**EXERCISE INSTRUCTIONS**
Each record beneath this line is to be copied exactly.

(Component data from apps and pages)
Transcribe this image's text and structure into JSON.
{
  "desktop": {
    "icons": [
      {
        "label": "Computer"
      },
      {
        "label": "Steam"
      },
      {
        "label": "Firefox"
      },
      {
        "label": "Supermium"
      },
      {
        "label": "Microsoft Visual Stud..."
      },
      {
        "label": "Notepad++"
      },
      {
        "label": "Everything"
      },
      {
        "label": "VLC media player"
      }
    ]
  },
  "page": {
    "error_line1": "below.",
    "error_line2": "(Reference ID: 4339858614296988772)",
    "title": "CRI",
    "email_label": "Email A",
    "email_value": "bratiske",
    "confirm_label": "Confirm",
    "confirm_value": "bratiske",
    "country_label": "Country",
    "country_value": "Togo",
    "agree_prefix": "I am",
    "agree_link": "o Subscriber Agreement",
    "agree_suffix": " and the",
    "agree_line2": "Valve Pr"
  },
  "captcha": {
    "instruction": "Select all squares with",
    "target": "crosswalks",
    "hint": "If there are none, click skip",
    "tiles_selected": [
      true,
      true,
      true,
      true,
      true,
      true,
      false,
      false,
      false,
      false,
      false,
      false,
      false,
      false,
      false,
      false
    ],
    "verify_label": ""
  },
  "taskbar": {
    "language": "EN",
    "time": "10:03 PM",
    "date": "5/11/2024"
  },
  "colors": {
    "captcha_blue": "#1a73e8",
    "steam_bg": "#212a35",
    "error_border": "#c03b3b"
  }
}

**SOLUTION FOR THIS PROBLEM**
Transcribe this image's text and structure into JSON.
{
  "desktop": {
    "icons": [
      {
        "label": "Computer"
      },
      {
        "label": "Steam"
      },
      {
        "label": "Firefox"
      },
      {
        "label": "Supermium"
      },
      {
        "label": "Microsoft Visual Stud..."
      },
      {
        "label": "Notepad++"
      },
      {
        "label": "Everything"
      },
      {
        "label": "VLC media player"
      }
    ]
  },
  "page": {
    "error_line1": "below.",
    "error_line2": "(Reference ID: 4339858614296988772)",
    "title": "CRI",
    "email_label": "Email A",
    "email_value": "bratiske",
    "confirm_label": "Confirm",
    "confirm_value": "bratiske",
    "country_label": "Country",
    "country_value": "Togo",
    "agree_prefix": "I am",
    "agree_link": "o Subscriber Agreement",
    "agree_suffix": " and the",
    "agree_line2": "Valve Pr"
  },
  "captcha": {
    "instruction": "Select all squares with",
    "target": "crosswalks",
    "hint": "If there are none, click skip",
    "tiles_selected": [
      true,
      true,
      true,
      true,
      true,
      true,
      false,
      false,
      false,
      false,
      false,
      false,
      false,
      false,
      false,
      false
    ],
    "verify_label": ""
  },
  "taskbar": {
    "language": "EN",
    "time": "10:03 PM",
    "date": "5/11/2024"
  },
  "colors": {
    "captcha_blue": "#1a73e8",
    "steam_bg": "#212a35",
    "error_border": "#c03b3b"
  }
}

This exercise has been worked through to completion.